**Exercise:** Print every entry below again exactly as written, skipping the pictures.

=== Dataset records ===

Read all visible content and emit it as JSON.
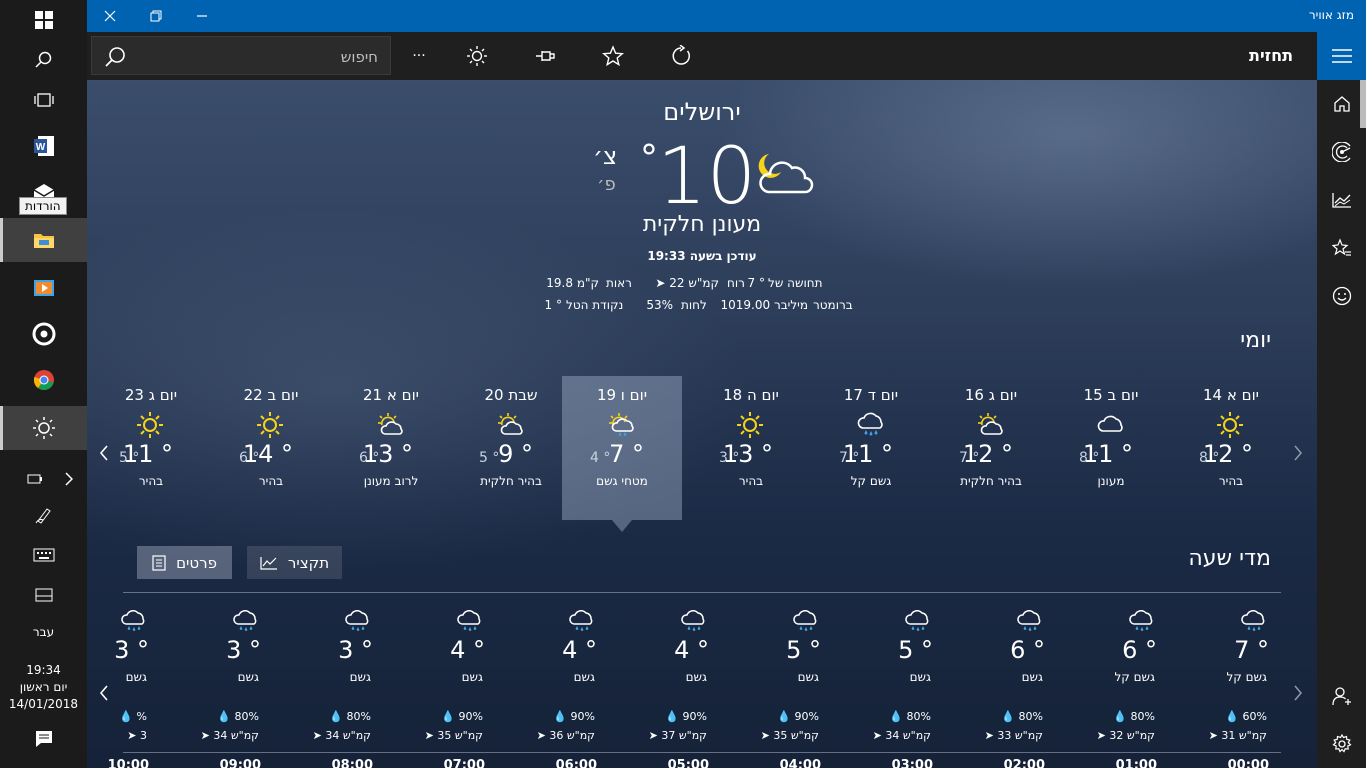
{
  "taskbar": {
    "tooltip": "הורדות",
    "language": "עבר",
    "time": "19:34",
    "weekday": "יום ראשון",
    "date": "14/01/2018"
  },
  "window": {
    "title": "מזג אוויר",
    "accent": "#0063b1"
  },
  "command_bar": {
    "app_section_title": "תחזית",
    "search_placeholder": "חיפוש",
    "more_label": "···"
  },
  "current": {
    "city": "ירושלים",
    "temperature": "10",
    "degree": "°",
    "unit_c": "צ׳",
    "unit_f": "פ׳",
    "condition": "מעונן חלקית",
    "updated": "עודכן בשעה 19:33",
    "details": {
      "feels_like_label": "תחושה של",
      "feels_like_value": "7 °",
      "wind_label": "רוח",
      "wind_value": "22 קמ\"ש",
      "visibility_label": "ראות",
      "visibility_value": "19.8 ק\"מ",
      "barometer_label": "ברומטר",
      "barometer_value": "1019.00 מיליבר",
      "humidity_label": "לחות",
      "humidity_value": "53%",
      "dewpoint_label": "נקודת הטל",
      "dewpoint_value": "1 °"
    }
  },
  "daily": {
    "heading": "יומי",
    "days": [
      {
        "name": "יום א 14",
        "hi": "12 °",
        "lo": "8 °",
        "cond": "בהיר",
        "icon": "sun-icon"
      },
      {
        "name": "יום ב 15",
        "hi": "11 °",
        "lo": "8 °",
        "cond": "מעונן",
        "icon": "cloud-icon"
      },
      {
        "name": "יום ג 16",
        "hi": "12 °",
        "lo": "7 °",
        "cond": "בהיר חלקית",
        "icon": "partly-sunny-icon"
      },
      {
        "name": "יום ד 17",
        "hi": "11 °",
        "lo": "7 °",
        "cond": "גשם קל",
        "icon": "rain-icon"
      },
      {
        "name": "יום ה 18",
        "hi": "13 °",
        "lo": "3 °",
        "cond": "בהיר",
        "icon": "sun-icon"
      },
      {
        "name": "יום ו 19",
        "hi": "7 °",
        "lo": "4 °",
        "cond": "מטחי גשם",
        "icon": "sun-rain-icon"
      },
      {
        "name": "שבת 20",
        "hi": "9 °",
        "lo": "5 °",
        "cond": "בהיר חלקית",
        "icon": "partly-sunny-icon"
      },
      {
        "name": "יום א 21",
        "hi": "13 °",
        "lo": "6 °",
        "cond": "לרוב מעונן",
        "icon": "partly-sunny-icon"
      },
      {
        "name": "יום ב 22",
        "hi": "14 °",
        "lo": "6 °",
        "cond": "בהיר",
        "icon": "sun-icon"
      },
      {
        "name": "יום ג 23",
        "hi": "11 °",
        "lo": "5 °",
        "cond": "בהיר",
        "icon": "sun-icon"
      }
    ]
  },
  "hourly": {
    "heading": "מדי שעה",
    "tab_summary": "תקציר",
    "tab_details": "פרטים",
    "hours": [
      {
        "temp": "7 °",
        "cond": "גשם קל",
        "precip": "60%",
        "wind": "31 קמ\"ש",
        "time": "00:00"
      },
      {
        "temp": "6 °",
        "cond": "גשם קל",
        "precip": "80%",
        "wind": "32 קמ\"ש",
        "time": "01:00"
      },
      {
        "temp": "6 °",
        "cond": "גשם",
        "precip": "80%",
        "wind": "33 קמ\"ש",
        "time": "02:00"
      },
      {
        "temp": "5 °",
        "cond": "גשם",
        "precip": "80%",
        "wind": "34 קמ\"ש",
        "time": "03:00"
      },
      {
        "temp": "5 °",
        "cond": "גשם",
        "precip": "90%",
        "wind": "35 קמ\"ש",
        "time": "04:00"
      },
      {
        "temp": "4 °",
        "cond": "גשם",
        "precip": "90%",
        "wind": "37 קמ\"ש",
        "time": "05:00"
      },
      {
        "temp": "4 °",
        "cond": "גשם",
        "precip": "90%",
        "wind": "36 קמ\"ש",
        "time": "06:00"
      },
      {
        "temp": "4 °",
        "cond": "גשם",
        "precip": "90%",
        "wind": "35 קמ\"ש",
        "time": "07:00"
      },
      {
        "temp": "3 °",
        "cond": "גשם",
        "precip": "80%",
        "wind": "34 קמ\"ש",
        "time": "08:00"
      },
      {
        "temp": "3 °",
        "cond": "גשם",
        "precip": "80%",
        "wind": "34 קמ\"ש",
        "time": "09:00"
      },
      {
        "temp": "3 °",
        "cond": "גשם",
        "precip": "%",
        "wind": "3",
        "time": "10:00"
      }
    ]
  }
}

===

**Task answer:**
Read all visible content and emit it as JSON.
{
  "taskbar": {
    "tooltip": "הורדות",
    "language": "עבר",
    "time": "19:34",
    "weekday": "יום ראשון",
    "date": "14/01/2018"
  },
  "window": {
    "title": "מזג אוויר",
    "accent": "#0063b1"
  },
  "command_bar": {
    "app_section_title": "תחזית",
    "search_placeholder": "חיפוש",
    "more_label": "···"
  },
  "current": {
    "city": "ירושלים",
    "temperature": "10",
    "degree": "°",
    "unit_c": "צ׳",
    "unit_f": "פ׳",
    "condition": "מעונן חלקית",
    "updated": "עודכן בשעה 19:33",
    "details": {
      "feels_like_label": "תחושה של",
      "feels_like_value": "7 °",
      "wind_label": "רוח",
      "wind_value": "22 קמ\"ש",
      "visibility_label": "ראות",
      "visibility_value": "19.8 ק\"מ",
      "barometer_label": "ברומטר",
      "barometer_value": "1019.00 מיליבר",
      "humidity_label": "לחות",
      "humidity_value": "53%",
      "dewpoint_label": "נקודת הטל",
      "dewpoint_value": "1 °"
    }
  },
  "daily": {
    "heading": "יומי",
    "days": [
      {
        "name": "יום א 14",
        "hi": "12 °",
        "lo": "8 °",
        "cond": "בהיר",
        "icon": "sun-icon"
      },
      {
        "name": "יום ב 15",
        "hi": "11 °",
        "lo": "8 °",
        "cond": "מעונן",
        "icon": "cloud-icon"
      },
      {
        "name": "יום ג 16",
        "hi": "12 °",
        "lo": "7 °",
        "cond": "בהיר חלקית",
        "icon": "partly-sunny-icon"
      },
      {
        "name": "יום ד 17",
        "hi": "11 °",
        "lo": "7 °",
        "cond": "גשם קל",
        "icon": "rain-icon"
      },
      {
        "name": "יום ה 18",
        "hi": "13 °",
        "lo": "3 °",
        "cond": "בהיר",
        "icon": "sun-icon"
      },
      {
        "name": "יום ו 19",
        "hi": "7 °",
        "lo": "4 °",
        "cond": "מטחי גשם",
        "icon": "sun-rain-icon"
      },
      {
        "name": "שבת 20",
        "hi": "9 °",
        "lo": "5 °",
        "cond": "בהיר חלקית",
        "icon": "partly-sunny-icon"
      },
      {
        "name": "יום א 21",
        "hi": "13 °",
        "lo": "6 °",
        "cond": "לרוב מעונן",
        "icon": "partly-sunny-icon"
      },
      {
        "name": "יום ב 22",
        "hi": "14 °",
        "lo": "6 °",
        "cond": "בהיר",
        "icon": "sun-icon"
      },
      {
        "name": "יום ג 23",
        "hi": "11 °",
        "lo": "5 °",
        "cond": "בהיר",
        "icon": "sun-icon"
      }
    ]
  },
  "hourly": {
    "heading": "מדי שעה",
    "tab_summary": "תקציר",
    "tab_details": "פרטים",
    "hours": [
      {
        "temp": "7 °",
        "cond": "גשם קל",
        "precip": "60%",
        "wind": "31 קמ\"ש",
        "time": "00:00"
      },
      {
        "temp": "6 °",
        "cond": "גשם קל",
        "precip": "80%",
        "wind": "32 קמ\"ש",
        "time": "01:00"
      },
      {
        "temp": "6 °",
        "cond": "גשם",
        "precip": "80%",
        "wind": "33 קמ\"ש",
        "time": "02:00"
      },
      {
        "temp": "5 °",
        "cond": "גשם",
        "precip": "80%",
        "wind": "34 קמ\"ש",
        "time": "03:00"
      },
      {
        "temp": "5 °",
        "cond": "גשם",
        "precip": "90%",
        "wind": "35 קמ\"ש",
        "time": "04:00"
      },
      {
        "temp": "4 °",
        "cond": "גשם",
        "precip": "90%",
        "wind": "37 קמ\"ש",
        "time": "05:00"
      },
      {
        "temp": "4 °",
        "cond": "גשם",
        "precip": "90%",
        "wind": "36 קמ\"ש",
        "time": "06:00"
      },
      {
        "temp": "4 °",
        "cond": "גשם",
        "precip": "90%",
        "wind": "35 קמ\"ש",
        "time": "07:00"
      },
      {
        "temp": "3 °",
        "cond": "גשם",
        "precip": "80%",
        "wind": "34 קמ\"ש",
        "time": "08:00"
      },
      {
        "temp": "3 °",
        "cond": "גשם",
        "precip": "80%",
        "wind": "34 קמ\"ש",
        "time": "09:00"
      },
      {
        "temp": "3 °",
        "cond": "גשם",
        "precip": "%",
        "wind": "3",
        "time": "10:00"
      }
    ]
  }
}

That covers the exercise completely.